Tim Carter represents, counsels, and defends clients in intellectual property (IP), media, advertising, unfair competition, and consumer protection matters.

Key Takeaways:

  • On September 15, 2022, California Governor Gavin Newsom signed into law the bipartisan California Age-Appropriate Design Code Act (CAADCA or the Act), Cal Civ. Code 1798.99.28 et seq., which goes into effect on July 1, 2024.
  • The Act places new obligations on companies with online products, services, or features that are “likely to be accessed by children” under the age of 18.
  • The Act is notable for its strict obligations applying to a broad spectrum of businesses, including those whose digital products and services are used by a significant number of minors, even if the business does not directly target children. It is also notable for applying to all minors under 18, rather than distinguishing between those under 13 and those aged 13-18.
  • A recent lawsuit brought by a technology trade group claims the Act violates free speech and is preempted by the Children’s Online Privacy Protection Act (COPPA), which sets website operator requirements for online interactions with children 13 and under, and the Communications Decency Act (CDA).
  • At least five other states are considering children’s privacy-related legislation.


Continue Reading Building Blocks – Lawmakers Are Increasingly Focused on Children’s Privacy

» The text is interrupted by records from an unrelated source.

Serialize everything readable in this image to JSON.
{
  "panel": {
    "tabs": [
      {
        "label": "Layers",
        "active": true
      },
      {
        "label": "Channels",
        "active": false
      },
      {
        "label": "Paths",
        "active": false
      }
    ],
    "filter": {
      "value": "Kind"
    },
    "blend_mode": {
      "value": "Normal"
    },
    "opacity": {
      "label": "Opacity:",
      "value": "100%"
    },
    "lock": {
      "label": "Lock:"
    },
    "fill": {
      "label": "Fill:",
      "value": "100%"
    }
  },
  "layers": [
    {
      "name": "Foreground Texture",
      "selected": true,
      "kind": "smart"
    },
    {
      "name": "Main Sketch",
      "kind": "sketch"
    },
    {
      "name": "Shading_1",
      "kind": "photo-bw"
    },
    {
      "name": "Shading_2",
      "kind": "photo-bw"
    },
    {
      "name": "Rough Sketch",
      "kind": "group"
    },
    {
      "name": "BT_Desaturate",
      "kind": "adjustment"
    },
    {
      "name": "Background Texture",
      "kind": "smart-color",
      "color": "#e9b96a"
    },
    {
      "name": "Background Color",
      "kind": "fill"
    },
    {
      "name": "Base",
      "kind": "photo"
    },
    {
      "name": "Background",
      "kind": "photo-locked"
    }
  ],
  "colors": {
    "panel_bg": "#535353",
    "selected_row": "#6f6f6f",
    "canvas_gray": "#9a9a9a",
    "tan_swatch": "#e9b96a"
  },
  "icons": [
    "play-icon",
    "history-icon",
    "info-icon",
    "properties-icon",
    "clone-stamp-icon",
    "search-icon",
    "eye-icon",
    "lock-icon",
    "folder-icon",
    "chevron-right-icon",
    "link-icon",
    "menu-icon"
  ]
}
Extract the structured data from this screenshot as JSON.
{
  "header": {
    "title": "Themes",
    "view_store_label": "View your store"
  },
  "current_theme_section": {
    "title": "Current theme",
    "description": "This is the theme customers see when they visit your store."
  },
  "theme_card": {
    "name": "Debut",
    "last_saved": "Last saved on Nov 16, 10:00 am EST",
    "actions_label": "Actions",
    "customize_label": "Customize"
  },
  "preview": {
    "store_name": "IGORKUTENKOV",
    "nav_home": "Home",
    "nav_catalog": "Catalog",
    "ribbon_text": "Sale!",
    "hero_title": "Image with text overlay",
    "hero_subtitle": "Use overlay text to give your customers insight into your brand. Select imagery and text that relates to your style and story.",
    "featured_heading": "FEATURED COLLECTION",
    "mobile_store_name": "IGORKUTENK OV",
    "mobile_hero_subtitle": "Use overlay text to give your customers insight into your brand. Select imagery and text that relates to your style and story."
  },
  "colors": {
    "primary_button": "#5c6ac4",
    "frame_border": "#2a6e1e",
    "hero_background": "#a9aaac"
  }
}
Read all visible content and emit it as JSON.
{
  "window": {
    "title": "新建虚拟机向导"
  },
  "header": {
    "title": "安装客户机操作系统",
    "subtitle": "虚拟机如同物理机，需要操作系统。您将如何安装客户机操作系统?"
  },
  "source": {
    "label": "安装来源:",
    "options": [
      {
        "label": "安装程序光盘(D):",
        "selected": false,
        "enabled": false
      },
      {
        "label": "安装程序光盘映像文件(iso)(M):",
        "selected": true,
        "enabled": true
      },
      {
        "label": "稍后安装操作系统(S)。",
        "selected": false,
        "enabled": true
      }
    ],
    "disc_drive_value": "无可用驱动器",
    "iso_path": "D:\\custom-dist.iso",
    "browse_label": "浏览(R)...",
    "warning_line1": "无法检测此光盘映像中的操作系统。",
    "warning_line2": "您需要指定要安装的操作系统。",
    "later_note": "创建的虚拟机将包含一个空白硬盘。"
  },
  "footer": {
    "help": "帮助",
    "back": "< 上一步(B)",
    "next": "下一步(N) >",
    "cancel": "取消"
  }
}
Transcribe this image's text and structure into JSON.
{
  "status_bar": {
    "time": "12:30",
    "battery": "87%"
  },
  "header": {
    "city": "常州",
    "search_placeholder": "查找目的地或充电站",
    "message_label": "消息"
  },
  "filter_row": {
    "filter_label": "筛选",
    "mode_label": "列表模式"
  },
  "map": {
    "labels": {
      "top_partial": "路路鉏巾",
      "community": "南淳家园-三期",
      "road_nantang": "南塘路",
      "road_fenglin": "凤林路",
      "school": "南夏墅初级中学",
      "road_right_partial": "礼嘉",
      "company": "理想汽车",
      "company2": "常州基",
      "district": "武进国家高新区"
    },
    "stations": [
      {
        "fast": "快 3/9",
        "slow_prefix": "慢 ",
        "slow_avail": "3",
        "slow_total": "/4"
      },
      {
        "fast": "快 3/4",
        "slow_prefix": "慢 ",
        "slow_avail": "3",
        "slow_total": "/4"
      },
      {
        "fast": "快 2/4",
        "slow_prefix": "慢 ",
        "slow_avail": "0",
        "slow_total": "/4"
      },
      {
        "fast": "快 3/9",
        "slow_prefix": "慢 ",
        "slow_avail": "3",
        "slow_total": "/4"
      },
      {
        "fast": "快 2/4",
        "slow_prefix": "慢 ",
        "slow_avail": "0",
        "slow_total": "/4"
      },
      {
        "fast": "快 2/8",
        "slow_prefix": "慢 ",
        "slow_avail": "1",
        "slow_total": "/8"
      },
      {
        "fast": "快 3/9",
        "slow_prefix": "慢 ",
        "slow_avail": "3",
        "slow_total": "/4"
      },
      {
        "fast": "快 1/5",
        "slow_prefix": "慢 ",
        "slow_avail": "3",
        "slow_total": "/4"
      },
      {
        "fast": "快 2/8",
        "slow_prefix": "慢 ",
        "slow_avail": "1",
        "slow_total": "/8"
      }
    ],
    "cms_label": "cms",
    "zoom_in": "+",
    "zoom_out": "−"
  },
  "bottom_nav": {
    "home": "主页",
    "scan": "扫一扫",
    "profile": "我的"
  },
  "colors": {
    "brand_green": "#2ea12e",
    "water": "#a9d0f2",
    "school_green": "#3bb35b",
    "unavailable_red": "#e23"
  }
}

Another new year begun, so it’s time for retailers to revisit advertising and marketing law compliance strategies to avoid class actions, regulatory enforcement actions, and competitor challenges. We share our picks for the top five U.S. marketing law topics that deserve your attention in 2023.

The Federal Trade Commission (FTC) announced that it is seeking public comment on the Green Guides for the Use of Environmental Claims (Green Guides) as it considers potential updates. Last updated in 2012, the Green Guides serve as the FTC’s guidance for environmental marketing claims. The FTC is seeking public feedback on various green advertising topics, including whether to make the Green Guides independently enforceable and their interaction with other environmental marketing laws. The FTC is interested in hearing what industry stakeholders and consumers think about environmental claims generally, including those that are not currently covered by the guidelines.

Continue Reading FTC Invites Comments for Green Guides Review

Key Updates

  • The Federal Trade Commission (FTC) settled with internet phone service provider Vonage for allegedly using dark patterns to make it difficult for customers to cancel their phone service, charging unnecessary fees, and continuing to charge customers who had canceled their service. Dark patterns are design practices – often for a website or software app – that harm consumers, typically by manipulating or tricking them into making choices that they might not otherwise have made.
  • Under the settlement terms, Vonage is required to obtain express consent before charges, simplify its cancellation procedure, and pay $100 million in refunds.


Continue Reading Vonage To Pay $100 Million To Settle FTC Action Regarding Dark Patterns and Junk Fees

Key Takeaways:

  • These two cases are the latest in an ongoing push by the FTC to curb false and deceptive “Made in USA” or COVID-19-related representations by individuals capitalizing on a pandemic-fueled demand for American-made products.


Continue Reading Sticker Shock: FTC Enforces “Made in USA” Labeling Rule